● **Activity**
Output the following data exactly.

● **Data shown**
......

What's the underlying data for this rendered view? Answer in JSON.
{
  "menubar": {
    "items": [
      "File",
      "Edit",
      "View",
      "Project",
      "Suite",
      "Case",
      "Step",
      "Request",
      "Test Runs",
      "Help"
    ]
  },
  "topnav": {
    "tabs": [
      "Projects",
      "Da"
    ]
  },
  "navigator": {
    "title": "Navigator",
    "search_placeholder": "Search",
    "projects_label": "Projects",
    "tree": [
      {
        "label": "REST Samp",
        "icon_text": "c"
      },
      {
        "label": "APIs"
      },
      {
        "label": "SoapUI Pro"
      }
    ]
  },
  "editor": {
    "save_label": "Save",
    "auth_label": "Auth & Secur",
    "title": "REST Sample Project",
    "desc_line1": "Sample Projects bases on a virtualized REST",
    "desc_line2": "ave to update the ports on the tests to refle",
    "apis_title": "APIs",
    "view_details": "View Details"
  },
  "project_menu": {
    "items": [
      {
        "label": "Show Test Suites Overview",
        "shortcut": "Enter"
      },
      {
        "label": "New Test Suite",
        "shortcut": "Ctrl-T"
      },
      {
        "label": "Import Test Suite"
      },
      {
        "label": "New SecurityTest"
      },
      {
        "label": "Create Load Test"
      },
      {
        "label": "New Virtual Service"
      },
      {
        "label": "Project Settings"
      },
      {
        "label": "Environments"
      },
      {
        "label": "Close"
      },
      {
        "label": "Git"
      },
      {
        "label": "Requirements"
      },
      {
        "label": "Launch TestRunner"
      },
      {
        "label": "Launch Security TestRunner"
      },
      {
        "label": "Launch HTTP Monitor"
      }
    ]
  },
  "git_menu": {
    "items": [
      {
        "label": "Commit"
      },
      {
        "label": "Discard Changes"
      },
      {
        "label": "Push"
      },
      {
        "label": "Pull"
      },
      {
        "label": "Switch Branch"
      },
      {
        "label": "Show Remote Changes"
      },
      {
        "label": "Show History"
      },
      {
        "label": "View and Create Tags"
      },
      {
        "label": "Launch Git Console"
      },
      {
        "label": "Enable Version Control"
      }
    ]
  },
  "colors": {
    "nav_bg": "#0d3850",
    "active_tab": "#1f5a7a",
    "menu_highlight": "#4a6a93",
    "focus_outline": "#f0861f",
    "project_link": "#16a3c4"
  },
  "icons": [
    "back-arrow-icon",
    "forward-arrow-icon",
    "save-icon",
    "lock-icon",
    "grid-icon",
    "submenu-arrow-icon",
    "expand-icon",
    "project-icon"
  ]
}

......

● **Task answer**
What's the underlying data for this rendered view? Answer in JSON.
{
  "menubar": {
    "items": [
      "File",
      "Edit",
      "View",
      "Project",
      "Suite",
      "Case",
      "Step",
      "Request",
      "Test Runs",
      "Help"
    ]
  },
  "topnav": {
    "tabs": [
      "Projects",
      "Da"
    ]
  },
  "navigator": {
    "title": "Navigator",
    "search_placeholder": "Search",
    "projects_label": "Projects",
    "tree": [
      {
        "label": "REST Samp",
        "icon_text": "c"
      },
      {
        "label": "APIs"
      },
      {
        "label": "SoapUI Pro"
      }
    ]
  },
  "editor": {
    "save_label": "Save",
    "auth_label": "Auth & Secur",
    "title": "REST Sample Project",
    "desc_line1": "Sample Projects bases on a virtualized REST",
    "desc_line2": "ave to update the ports on the tests to refle",
    "apis_title": "APIs",
    "view_details": "View Details"
  },
  "project_menu": {
    "items": [
      {
        "label": "Show Test Suites Overview",
        "shortcut": "Enter"
      },
      {
        "label": "New Test Suite",
        "shortcut": "Ctrl-T"
      },
      {
        "label": "Import Test Suite"
      },
      {
        "label": "New SecurityTest"
      },
      {
        "label": "Create Load Test"
      },
      {
        "label": "New Virtual Service"
      },
      {
        "label": "Project Settings"
      },
      {
        "label": "Environments"
      },
      {
        "label": "Close"
      },
      {
        "label": "Git"
      },
      {
        "label": "Requirements"
      },
      {
        "label": "Launch TestRunner"
      },
      {
        "label": "Launch Security TestRunner"
      },
      {
        "label": "Launch HTTP Monitor"
      }
    ]
  },
  "git_menu": {
    "items": [
      {
        "label": "Commit"
      },
      {
        "label": "Discard Changes"
      },
      {
        "label": "Push"
      },
      {
        "label": "Pull"
      },
      {
        "label": "Switch Branch"
      },
      {
        "label": "Show Remote Changes"
      },
      {
        "label": "Show History"
      },
      {
        "label": "View and Create Tags"
      },
      {
        "label": "Launch Git Console"
      },
      {
        "label": "Enable Version Control"
      }
    ]
  },
  "colors": {
    "nav_bg": "#0d3850",
    "active_tab": "#1f5a7a",
    "menu_highlight": "#4a6a93",
    "focus_outline": "#f0861f",
    "project_link": "#16a3c4"
  },
  "icons": [
    "back-arrow-icon",
    "forward-arrow-icon",
    "save-icon",
    "lock-icon",
    "grid-icon",
    "submenu-arrow-icon",
    "expand-icon",
    "project-icon"
  ]
}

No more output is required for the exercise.